**Description of the task**
I need each line of the entries below that includes the string "subtitle".

**Data in this exercise**
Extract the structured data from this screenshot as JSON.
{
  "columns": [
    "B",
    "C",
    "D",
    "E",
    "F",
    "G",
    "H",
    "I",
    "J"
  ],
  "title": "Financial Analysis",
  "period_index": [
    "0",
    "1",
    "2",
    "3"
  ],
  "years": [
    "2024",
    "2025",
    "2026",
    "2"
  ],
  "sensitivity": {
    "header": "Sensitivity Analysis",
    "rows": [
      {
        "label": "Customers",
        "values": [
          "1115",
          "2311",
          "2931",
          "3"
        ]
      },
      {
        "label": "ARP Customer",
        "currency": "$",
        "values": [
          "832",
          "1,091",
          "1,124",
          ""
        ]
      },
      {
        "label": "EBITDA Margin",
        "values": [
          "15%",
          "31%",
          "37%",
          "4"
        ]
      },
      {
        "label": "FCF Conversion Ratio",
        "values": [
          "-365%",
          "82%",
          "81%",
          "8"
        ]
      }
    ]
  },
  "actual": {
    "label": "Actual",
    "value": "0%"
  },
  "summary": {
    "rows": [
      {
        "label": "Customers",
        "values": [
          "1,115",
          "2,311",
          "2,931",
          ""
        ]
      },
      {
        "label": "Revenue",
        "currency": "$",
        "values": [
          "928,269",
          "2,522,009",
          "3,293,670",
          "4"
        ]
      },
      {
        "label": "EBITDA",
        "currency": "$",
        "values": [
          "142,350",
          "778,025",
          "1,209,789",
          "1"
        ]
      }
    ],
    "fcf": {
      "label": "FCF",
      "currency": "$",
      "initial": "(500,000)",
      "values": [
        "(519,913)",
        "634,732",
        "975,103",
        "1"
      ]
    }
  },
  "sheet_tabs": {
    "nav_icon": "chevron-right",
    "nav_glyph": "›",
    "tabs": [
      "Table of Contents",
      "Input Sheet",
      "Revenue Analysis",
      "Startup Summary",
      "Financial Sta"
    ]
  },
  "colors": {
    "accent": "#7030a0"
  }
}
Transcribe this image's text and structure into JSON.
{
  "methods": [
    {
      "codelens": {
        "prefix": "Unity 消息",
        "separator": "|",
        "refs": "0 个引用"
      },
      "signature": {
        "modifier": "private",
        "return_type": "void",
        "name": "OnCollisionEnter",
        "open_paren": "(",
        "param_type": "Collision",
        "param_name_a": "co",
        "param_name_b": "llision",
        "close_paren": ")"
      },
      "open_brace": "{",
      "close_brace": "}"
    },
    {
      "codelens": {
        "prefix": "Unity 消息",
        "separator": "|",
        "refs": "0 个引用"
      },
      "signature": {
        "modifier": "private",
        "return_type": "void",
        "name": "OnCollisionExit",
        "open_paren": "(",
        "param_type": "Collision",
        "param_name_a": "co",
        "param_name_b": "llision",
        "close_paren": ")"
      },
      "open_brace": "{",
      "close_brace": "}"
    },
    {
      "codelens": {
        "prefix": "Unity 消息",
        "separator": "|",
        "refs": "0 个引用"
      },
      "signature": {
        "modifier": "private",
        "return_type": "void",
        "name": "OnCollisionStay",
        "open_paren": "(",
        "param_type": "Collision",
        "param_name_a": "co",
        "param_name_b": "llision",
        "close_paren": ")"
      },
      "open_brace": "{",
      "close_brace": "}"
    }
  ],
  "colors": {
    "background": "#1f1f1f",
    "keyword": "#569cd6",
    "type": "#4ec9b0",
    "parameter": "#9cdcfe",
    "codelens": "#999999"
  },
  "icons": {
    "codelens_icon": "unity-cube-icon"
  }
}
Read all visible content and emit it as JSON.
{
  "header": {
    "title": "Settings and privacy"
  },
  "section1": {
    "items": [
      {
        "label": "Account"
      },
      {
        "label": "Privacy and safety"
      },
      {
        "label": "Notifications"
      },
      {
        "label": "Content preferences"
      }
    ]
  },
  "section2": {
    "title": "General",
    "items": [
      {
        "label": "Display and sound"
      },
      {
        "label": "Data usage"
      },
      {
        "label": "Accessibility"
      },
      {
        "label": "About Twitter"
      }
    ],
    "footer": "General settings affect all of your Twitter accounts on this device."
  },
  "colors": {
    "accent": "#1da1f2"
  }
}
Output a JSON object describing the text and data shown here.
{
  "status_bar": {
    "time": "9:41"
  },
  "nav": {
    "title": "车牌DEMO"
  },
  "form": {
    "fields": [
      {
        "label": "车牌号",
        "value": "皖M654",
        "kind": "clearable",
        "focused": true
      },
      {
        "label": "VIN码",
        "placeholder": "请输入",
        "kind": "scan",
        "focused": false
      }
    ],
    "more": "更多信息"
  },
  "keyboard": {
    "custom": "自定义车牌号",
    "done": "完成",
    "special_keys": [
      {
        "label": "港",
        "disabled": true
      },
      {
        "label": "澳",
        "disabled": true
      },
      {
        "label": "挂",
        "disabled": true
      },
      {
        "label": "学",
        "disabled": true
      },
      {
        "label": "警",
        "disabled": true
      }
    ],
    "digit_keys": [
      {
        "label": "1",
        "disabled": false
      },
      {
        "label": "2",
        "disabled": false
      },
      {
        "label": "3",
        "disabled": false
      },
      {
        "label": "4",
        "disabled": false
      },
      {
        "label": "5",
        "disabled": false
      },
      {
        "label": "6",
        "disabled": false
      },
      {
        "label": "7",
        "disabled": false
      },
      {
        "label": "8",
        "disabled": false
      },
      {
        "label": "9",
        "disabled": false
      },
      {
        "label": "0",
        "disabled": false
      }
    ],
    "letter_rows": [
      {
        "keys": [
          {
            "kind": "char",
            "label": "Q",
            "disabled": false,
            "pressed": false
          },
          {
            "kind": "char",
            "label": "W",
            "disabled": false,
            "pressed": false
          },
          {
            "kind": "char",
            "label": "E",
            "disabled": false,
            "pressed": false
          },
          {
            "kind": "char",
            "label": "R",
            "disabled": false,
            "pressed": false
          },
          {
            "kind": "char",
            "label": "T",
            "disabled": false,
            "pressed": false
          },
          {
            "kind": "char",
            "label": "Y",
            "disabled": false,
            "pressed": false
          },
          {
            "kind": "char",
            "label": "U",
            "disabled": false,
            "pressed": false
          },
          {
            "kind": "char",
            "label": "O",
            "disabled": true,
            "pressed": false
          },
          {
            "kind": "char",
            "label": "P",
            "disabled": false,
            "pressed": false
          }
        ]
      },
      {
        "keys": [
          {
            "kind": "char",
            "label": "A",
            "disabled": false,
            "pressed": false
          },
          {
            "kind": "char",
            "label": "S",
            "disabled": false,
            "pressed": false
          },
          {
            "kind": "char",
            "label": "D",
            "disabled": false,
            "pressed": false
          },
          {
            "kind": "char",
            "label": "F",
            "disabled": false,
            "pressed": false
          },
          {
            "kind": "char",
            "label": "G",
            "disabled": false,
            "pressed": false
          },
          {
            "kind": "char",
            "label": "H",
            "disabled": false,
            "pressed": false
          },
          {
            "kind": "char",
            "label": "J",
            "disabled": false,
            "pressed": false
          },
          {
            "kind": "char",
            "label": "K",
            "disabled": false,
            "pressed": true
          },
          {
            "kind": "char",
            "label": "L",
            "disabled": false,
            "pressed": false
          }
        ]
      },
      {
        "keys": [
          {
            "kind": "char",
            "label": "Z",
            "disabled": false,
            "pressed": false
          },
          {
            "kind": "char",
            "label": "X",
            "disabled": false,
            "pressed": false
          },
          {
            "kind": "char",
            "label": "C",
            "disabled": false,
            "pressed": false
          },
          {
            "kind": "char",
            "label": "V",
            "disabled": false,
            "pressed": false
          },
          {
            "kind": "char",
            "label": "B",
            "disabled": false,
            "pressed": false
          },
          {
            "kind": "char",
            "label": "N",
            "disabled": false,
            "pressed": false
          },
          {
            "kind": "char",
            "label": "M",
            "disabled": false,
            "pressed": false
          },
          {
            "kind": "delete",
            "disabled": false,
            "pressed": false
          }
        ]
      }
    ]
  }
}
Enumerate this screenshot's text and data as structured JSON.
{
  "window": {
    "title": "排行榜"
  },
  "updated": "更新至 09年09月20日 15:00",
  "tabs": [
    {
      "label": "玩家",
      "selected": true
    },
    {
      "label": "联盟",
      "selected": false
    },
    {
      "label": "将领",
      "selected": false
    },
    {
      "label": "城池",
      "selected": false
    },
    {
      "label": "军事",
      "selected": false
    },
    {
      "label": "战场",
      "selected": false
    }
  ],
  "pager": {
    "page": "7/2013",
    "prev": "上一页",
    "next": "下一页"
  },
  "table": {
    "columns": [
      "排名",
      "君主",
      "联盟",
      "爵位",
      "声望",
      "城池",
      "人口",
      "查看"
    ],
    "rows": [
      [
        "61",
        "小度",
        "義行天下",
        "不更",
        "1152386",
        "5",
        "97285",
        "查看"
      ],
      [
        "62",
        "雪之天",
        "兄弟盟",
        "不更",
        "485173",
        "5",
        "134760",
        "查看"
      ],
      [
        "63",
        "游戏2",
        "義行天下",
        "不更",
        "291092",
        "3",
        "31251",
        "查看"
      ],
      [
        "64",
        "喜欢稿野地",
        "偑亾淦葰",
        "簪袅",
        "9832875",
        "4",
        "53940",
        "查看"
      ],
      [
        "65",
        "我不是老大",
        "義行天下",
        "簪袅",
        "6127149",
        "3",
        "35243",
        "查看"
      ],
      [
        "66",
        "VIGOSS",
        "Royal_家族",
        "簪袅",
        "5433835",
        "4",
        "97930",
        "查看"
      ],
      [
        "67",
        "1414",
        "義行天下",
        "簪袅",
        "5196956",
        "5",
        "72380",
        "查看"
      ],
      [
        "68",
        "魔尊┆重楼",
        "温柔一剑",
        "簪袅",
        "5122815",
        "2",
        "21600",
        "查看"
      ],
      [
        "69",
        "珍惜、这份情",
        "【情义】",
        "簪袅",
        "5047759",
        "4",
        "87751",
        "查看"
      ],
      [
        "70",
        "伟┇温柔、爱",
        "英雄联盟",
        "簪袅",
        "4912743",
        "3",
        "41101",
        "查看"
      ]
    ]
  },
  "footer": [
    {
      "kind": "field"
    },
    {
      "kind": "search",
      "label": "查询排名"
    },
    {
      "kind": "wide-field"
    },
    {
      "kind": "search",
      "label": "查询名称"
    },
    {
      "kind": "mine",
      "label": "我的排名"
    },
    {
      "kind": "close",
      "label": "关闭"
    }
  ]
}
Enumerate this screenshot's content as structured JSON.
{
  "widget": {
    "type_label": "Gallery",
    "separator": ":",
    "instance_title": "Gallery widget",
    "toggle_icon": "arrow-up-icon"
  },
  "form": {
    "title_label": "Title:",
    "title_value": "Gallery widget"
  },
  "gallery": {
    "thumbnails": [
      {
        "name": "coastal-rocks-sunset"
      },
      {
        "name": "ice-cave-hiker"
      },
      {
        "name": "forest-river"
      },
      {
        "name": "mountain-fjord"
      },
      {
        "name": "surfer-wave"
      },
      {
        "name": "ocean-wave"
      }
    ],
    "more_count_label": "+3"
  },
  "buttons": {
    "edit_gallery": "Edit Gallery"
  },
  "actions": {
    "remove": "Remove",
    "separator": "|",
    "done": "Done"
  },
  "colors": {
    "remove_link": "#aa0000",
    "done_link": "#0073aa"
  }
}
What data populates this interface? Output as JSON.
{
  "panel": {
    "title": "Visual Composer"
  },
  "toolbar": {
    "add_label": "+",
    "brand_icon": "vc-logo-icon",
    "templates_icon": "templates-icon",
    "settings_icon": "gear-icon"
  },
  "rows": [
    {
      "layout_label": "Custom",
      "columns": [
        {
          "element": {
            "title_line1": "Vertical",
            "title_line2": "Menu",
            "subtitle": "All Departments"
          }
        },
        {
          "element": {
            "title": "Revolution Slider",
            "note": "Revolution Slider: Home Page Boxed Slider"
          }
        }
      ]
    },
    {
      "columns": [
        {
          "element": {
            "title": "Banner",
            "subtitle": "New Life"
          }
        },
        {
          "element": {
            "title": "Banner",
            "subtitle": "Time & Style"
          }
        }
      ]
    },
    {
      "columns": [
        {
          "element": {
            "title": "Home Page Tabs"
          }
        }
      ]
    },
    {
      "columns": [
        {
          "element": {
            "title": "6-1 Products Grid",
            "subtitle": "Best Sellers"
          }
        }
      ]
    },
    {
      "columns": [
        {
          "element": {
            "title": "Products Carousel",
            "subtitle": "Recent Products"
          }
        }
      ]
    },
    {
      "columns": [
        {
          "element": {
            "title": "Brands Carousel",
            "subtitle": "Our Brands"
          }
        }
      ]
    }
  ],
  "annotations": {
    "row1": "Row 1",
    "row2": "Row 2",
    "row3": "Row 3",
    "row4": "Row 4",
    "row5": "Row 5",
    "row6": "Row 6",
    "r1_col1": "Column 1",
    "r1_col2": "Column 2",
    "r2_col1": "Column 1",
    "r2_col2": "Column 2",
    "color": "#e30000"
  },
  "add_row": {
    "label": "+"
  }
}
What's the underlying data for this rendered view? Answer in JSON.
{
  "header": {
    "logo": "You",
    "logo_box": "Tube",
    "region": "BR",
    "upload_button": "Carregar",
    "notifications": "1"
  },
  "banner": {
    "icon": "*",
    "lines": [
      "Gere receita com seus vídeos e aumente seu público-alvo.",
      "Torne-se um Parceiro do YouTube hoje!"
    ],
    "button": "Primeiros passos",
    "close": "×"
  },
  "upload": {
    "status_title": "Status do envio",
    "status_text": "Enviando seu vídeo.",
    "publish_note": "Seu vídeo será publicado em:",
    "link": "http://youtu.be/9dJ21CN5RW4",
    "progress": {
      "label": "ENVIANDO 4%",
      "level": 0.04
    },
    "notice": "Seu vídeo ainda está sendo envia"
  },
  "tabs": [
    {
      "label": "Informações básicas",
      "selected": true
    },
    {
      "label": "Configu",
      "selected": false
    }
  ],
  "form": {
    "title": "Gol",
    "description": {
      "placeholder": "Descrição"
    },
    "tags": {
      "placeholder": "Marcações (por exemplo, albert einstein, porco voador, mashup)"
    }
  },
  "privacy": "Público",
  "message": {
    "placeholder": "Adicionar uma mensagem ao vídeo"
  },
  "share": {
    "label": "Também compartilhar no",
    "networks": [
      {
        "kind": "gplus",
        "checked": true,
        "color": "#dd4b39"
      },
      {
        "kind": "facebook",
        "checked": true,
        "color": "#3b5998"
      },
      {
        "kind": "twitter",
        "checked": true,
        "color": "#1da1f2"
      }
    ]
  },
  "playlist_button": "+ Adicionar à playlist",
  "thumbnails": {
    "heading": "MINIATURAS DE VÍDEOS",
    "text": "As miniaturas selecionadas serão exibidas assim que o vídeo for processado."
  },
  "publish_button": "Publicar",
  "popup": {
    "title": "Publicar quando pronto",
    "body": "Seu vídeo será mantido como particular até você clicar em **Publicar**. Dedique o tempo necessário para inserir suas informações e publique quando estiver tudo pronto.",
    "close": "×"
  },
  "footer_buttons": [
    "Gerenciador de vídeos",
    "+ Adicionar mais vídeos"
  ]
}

**Exercise response**
            "subtitle": "All Departments"
            "subtitle": "New Life"
            "subtitle": "Time & Style"
            "subtitle": "Best Sellers"
            "subtitle": "Recent Products"
            "subtitle": "Our Brands"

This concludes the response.